While the response to numbers may be an evolutionary trait we share with some animals, our ability to perceive language and digits underpins our advanced mathematical skills.
Children who swim or participate in other motor movement-focused exercises were 13% more accurate in vocabulary tests than children who did not engage in exercise. Researchers say movement-focused exercises can help with the encoding of new words in children.
A simple exercise of naming unrelated words and measuring the semantic distance between the words could serve as an objective measure of personal creativity, a new study reports.
When reading, people are not only able to predict the next word, but also the words' grammatical properties. This allows us to read faster. The findings could help with the development of new neural networks focused on natural language processing.
Astrocytes in the striatum appear to play a critical role in stuttering. Researchers found treatment with risperidone helped reduce stuttering by increasing the metabolism of striatal astrocytes.

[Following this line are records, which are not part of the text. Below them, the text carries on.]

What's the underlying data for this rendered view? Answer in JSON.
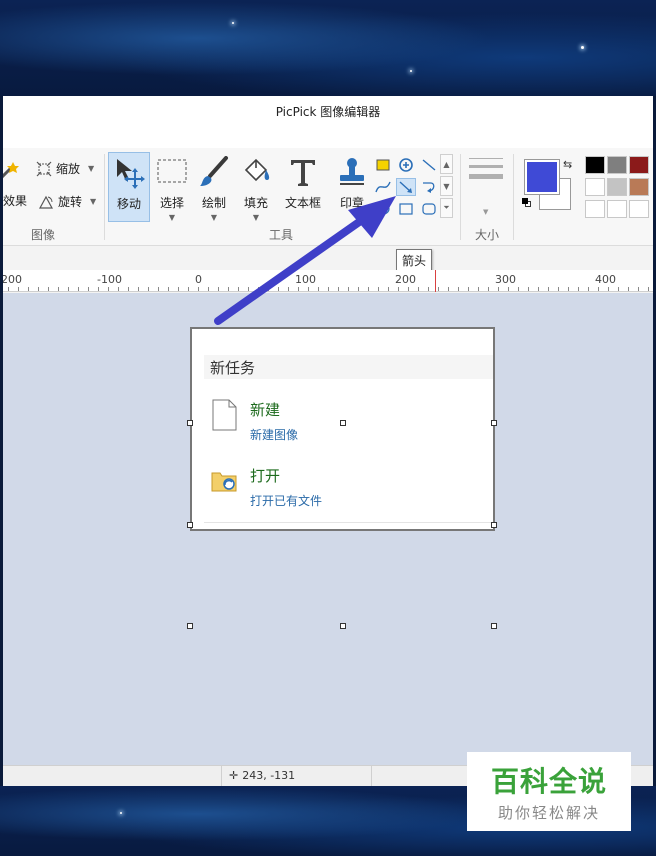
{
  "window": {
    "title": "PicPick 图像编辑器"
  },
  "ribbon": {
    "image_group": {
      "label": "图像",
      "effects_label": "效果",
      "resize_label": "缩放",
      "rotate_label": "旋转"
    },
    "tools_group": {
      "label": "工具",
      "move_label": "移动",
      "select_label": "选择",
      "draw_label": "绘制",
      "fill_label": "填充",
      "textbox_label": "文本框",
      "stamp_label": "印章"
    },
    "size_group": {
      "label": "大小"
    },
    "colors": {
      "primary": "#3f4ad6",
      "secondary": "#ffffff",
      "palette": [
        "#000000",
        "#7f7f7f",
        "#8b1a1a",
        "#ffffff",
        "#c3c3c3",
        "#b97a57",
        "#ffffff",
        "#ffffff",
        "#ffffff"
      ]
    }
  },
  "tooltip": {
    "text": "箭头"
  },
  "ruler": {
    "labels": [
      "200",
      "-100",
      "0",
      "100",
      "200",
      "300",
      "400"
    ]
  },
  "canvas_image": {
    "header": "新任务",
    "items": [
      {
        "title": "新建",
        "subtitle": "新建图像"
      },
      {
        "title": "打开",
        "subtitle": "打开已有文件"
      }
    ]
  },
  "statusbar": {
    "coords": "243, -131"
  },
  "watermark": {
    "main": "百科全说",
    "sub": "助你轻松解决"
  }
}
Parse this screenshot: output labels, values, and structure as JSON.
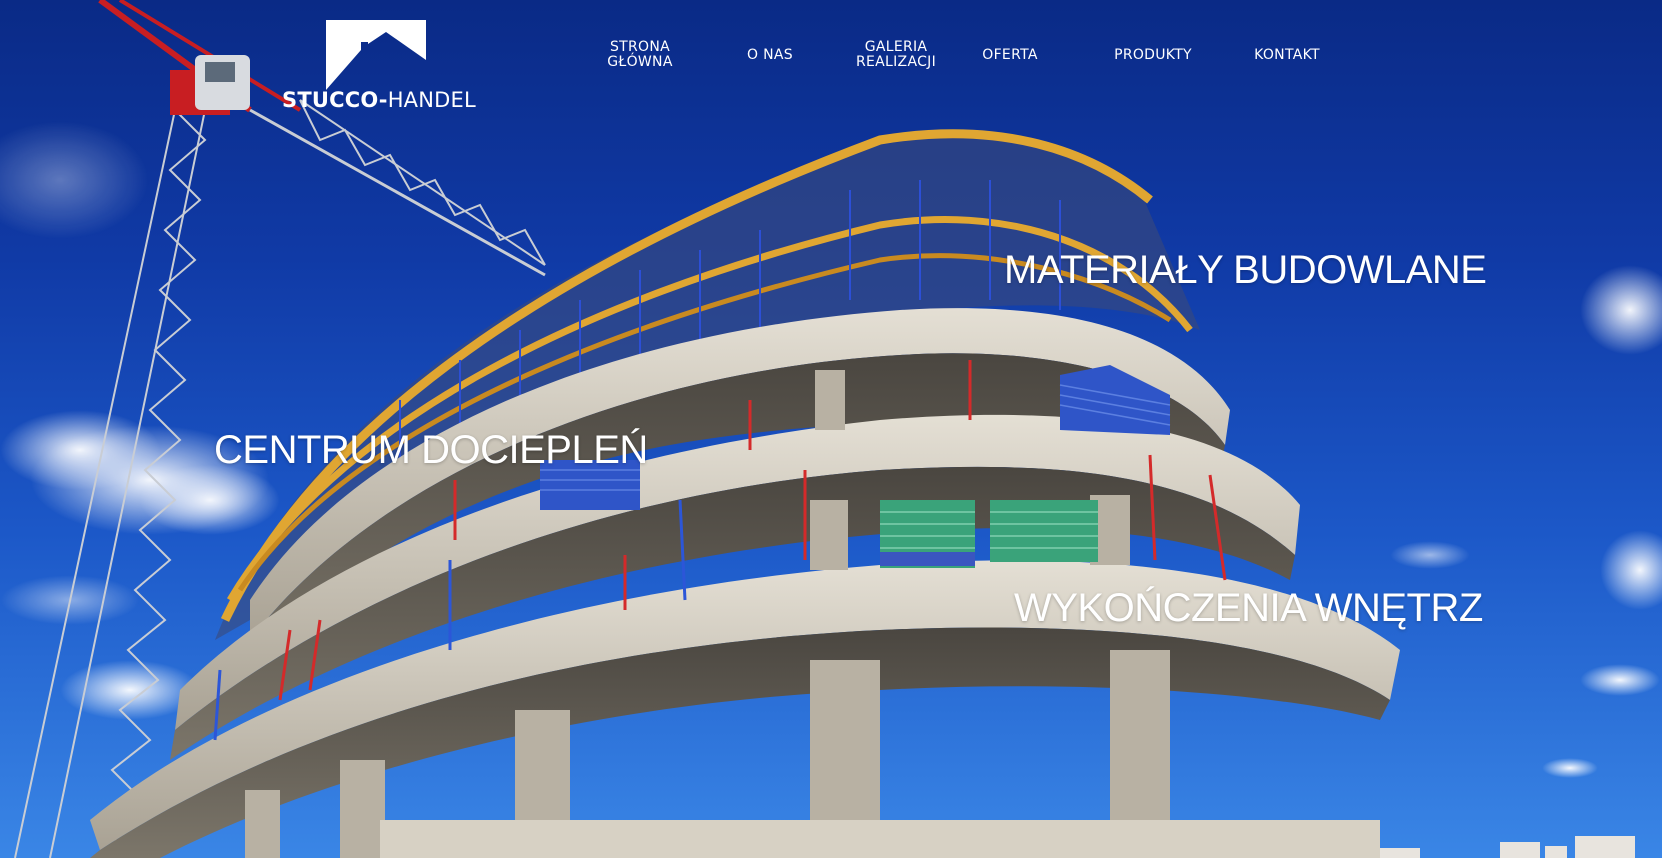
{
  "logo": {
    "brand_bold": "STUCCO-",
    "brand_light": "HANDEL"
  },
  "nav": {
    "items": [
      {
        "label": "STRONA\nGŁÓWNA"
      },
      {
        "label": "O NAS"
      },
      {
        "label": "GALERIA\nREALIZACJI"
      },
      {
        "label": "OFERTA"
      },
      {
        "label": "PRODUKTY"
      },
      {
        "label": "KONTAKT"
      }
    ]
  },
  "hero": {
    "labels": {
      "materialy": "MATERIAŁY BUDOWLANE",
      "centrum": "CENTRUM DOCIEPLEŃ",
      "wykonczenia": "WYKOŃCZENIA WNĘTRZ"
    }
  },
  "colors": {
    "sky_top": "#0a2a86",
    "sky_bottom": "#3a86e6",
    "text": "#ffffff",
    "crane": "#c8ccd4",
    "crane_red": "#c81e22",
    "concrete": "#cfc9bd",
    "formwork": "#d69a28"
  }
}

Our brains work harder to process information when we read about movement in a way that is not typical of our native languages.